1. Eclipsing binaries are only eclipsing relative to an observer on Earth.

    To be an eclipsing binary, the binary is seen nearly edge-on (i.e., at an inclination relative to the line of sight of nearly 90°).

  2. Eclipsing binaries are usually also spectroscopic binaries which means the time-varying Doppler shift of their spectral lines proves a system is a binary.

    If only one component star's spectral lines are seen the binary is a single-lined spectroscopic binary.

    If spectral lines are seen from both component stars, the binary is a double-lined spectroscopic binary.

  3. Most (maybe all) eclipsing binaries are NOT visual binaries.

    Visual binaries are those that can be resolved into two stars.

    There may be some eclipsing binaries that are visual binaries, but yours truly knows of none.

  4. Eclipsing binaries are very useful because their eclipsing behavior gives extra information:

    1. The determination of stellar masses for spectroscopic binaries cannot be done without knowing inclination.

      All one can determine for a double-lined spectroscopic binary is the quantity m*sin(i)**3, where m is the stellar mass of a component star, i is inclination, and sin is the sine function. We know even less about the stellar mass of single-lined spectroscopic binaries (e.g., Shane Larson: Binary Stars).

      However, for an eclipsing binary, we know inclination i ≅ 90°. So at least for double-lined spectroscopic binaries we can determine the component stellar masses to some accuracy.

      One can, of course, determine mass for stars by modeling and stellar spectroscopic data, but those results are then model-dependent, of course.

    2. Information about the relative stellar radii can be determined directly from the size of the eclipse dips in the light curve (see the lower panel of the animation).

  5. Exoplanets that exhibit transits are somewhat similar to eclipsing binaries.

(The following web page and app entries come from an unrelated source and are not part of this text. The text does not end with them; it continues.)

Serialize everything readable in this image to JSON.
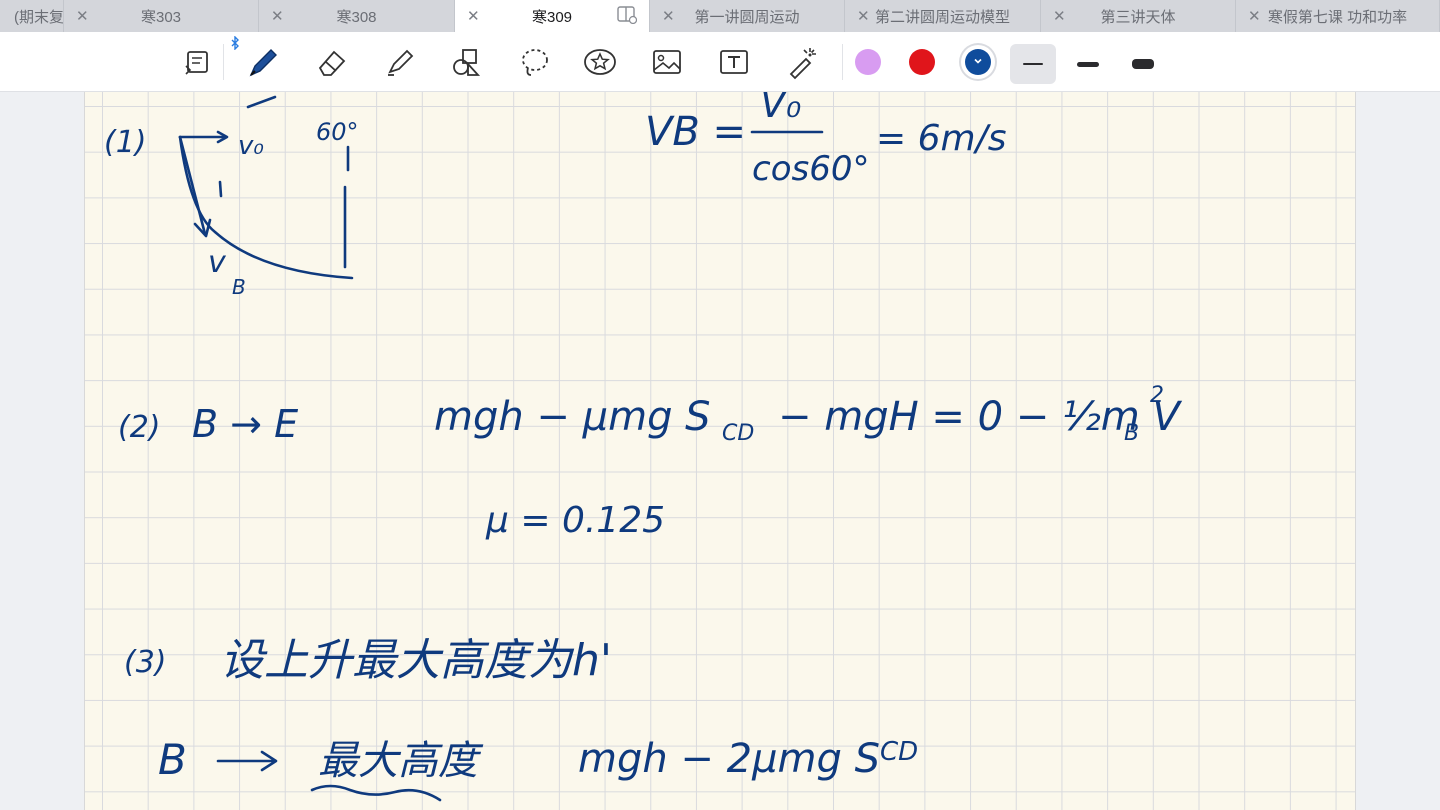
{
  "tabs": [
    {
      "label": "(期末复习) 第一讲",
      "active": false,
      "closable": false
    },
    {
      "label": "寒303",
      "active": false,
      "closable": true
    },
    {
      "label": "寒308",
      "active": false,
      "closable": true
    },
    {
      "label": "寒309",
      "active": true,
      "closable": true
    },
    {
      "label": "第一讲圆周运动",
      "active": false,
      "closable": true
    },
    {
      "label": "第二讲圆周运动模型",
      "active": false,
      "closable": true
    },
    {
      "label": "第三讲天体",
      "active": false,
      "closable": true
    },
    {
      "label": "寒假第七课 功和功率",
      "active": false,
      "closable": true
    }
  ],
  "toolbar": {
    "tools": [
      "page-toggle-icon",
      "pen-icon",
      "eraser-icon",
      "highlighter-icon",
      "shapes-icon",
      "lasso-icon",
      "sticker-icon",
      "image-icon",
      "text-box-icon",
      "laser-pointer-icon"
    ],
    "selected_tool": "pen-icon",
    "bluetooth_indicator": "bluetooth-icon",
    "colors": [
      {
        "name": "violet",
        "hex": "#d89cf1",
        "selected": false
      },
      {
        "name": "red",
        "hex": "#e0151b",
        "selected": false
      },
      {
        "name": "blue",
        "hex": "#0f4c9c",
        "selected": true
      }
    ],
    "thicknesses": [
      "thin",
      "medium",
      "thick"
    ],
    "selected_thickness": "thin"
  },
  "note": {
    "ink_color": "#0f3a7e",
    "paper_color": "#fbf8ec",
    "part1": {
      "label": "(1)",
      "vector_v0": "v₀",
      "angle": "60°",
      "vector_vB": "v",
      "vector_vB_sub": "B",
      "eq_lhs": "VB =",
      "eq_num": "V₀",
      "eq_den": "cos60°",
      "eq_rhs": "= 6m/s"
    },
    "part2": {
      "label": "(2)",
      "path": "B → E",
      "equation": "mgh − μmg S",
      "equation_sub": "CD",
      "equation_rest": "− mgH = 0 − ½m V",
      "equation_rest_sub": "B",
      "equation_rest_sup": "2",
      "result": "μ = 0.125"
    },
    "part3": {
      "label": "(3)",
      "setup": "设上升最大高度为h'",
      "path_from": "B",
      "path_to": "最大高度",
      "equation": "mgh − 2μmg S",
      "equation_sub": "CD"
    }
  }
}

    1. However, usually the planet cannot be resolved or detected in any way other than through the dips in the light curve.

    2. The planet does a mini-eclipse of the host star when it transits the host star.

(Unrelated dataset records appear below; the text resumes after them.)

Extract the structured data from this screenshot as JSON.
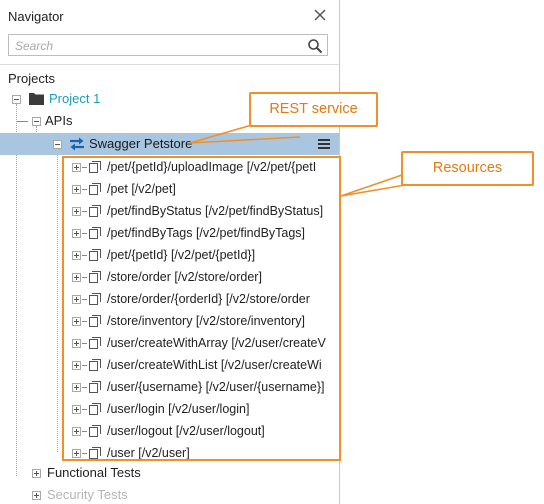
{
  "navigator": {
    "title": "Navigator",
    "close_icon": "close-icon",
    "search": {
      "placeholder": "Search",
      "icon": "search-icon"
    },
    "projects_label": "Projects"
  },
  "tree": {
    "project": {
      "label": "Project 1",
      "color": "#1e9bb5"
    },
    "apis_label": "APIs",
    "service": {
      "label": "Swagger Petstore",
      "menu_icon": "hamburger-menu-icon"
    },
    "resources": [
      "/pet/{petId}/uploadImage [/v2/pet/{petI",
      "/pet [/v2/pet]",
      "/pet/findByStatus [/v2/pet/findByStatus]",
      "/pet/findByTags [/v2/pet/findByTags]",
      "/pet/{petId} [/v2/pet/{petId}]",
      "/store/order [/v2/store/order]",
      "/store/order/{orderId} [/v2/store/order",
      "/store/inventory [/v2/store/inventory]",
      "/user/createWithArray [/v2/user/createV",
      "/user/createWithList [/v2/user/createWi",
      "/user/{username} [/v2/user/{username}]",
      "/user/login [/v2/user/login]",
      "/user/logout [/v2/user/logout]",
      "/user [/v2/user]"
    ],
    "functional_tests_label": "Functional Tests",
    "security_tests_label": "Security Tests"
  },
  "annotations": {
    "rest_service": "REST service",
    "resources": "Resources",
    "accent_color": "#f0902d"
  }
}
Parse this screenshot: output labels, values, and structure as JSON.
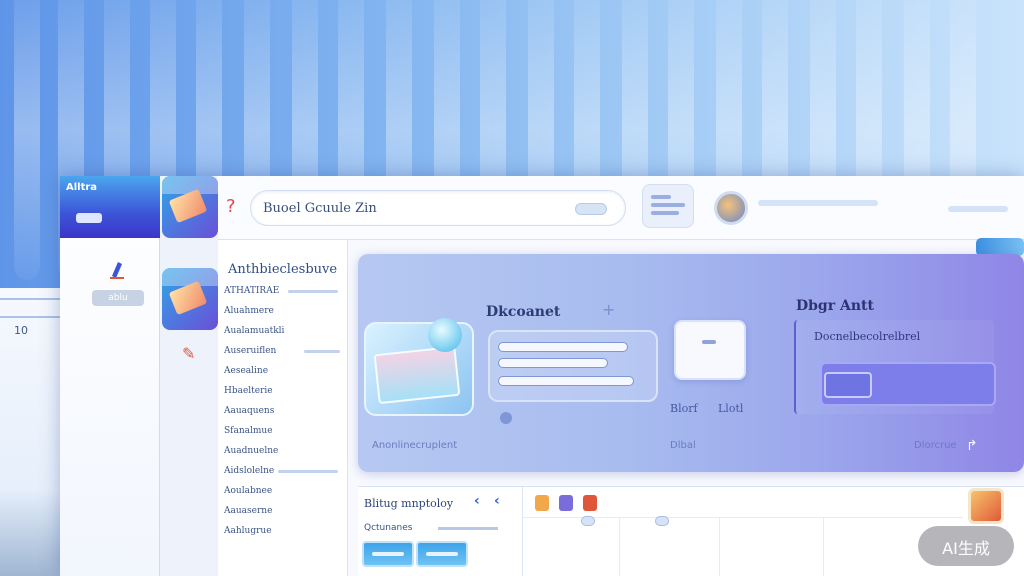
{
  "topbar": {
    "search_value": "Buoel Gcuule Zin"
  },
  "sidebar": {
    "title": "Alltra",
    "chip_label": "ablu"
  },
  "background": {
    "side_label": "10"
  },
  "list_panel": {
    "title": "Anthbieclesbuve",
    "items": [
      "ATHATIRAE",
      "Aluahmere",
      "Aualamuatkli",
      "Auseruiflen",
      "Aesealine",
      "Hbaelterie",
      "Aauaquens",
      "Sfanalmue",
      "Auadnuelne",
      "Aidslolelne",
      "Aoulabnee",
      "Aauaserne",
      "Aahlugrue"
    ]
  },
  "main_card": {
    "heading": "Dkcoanet",
    "right_heading": "Dbgr Antt",
    "right_subtitle": "Docnelbecolrelbrel",
    "card_label_left": "Blorf",
    "card_label_right": "Llotl",
    "footer_left": "Anonlinecruplent",
    "footer_mid": "Dlbal",
    "footer_right": "Dlorcrue"
  },
  "bottom_panel": {
    "label": "Blitug mnptoloy",
    "sub_label": "Qctunanes"
  },
  "watermark": {
    "text": "AI生成"
  },
  "colors": {
    "accent_blue": "#3d55d8",
    "card_violet": "#8f86e6",
    "background_sky": "#7fb2ef"
  }
}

    3. There is an even smaller dip when the host star transits the planet since reflected light from the planet is cut off plus an planet from its own internal heat energy.

    4. The two kinds dips are tiny, but can be observed with modern methods.

    5. From the transit measurements, orbital radius and the orbital period of and the planet can be determined.

    6. Sometimes light from the host star passing though the limb of the atmosphere can analyzed with absorption spectroscopy to learn something about the atmosphere composition (see Wikipedia: Exoplanet: Atmosphere).

    7. Detection of exoplanets by transit method is one of the two main methods of detecting exoplanets.

      The other method is the Doppler spectroscopy method.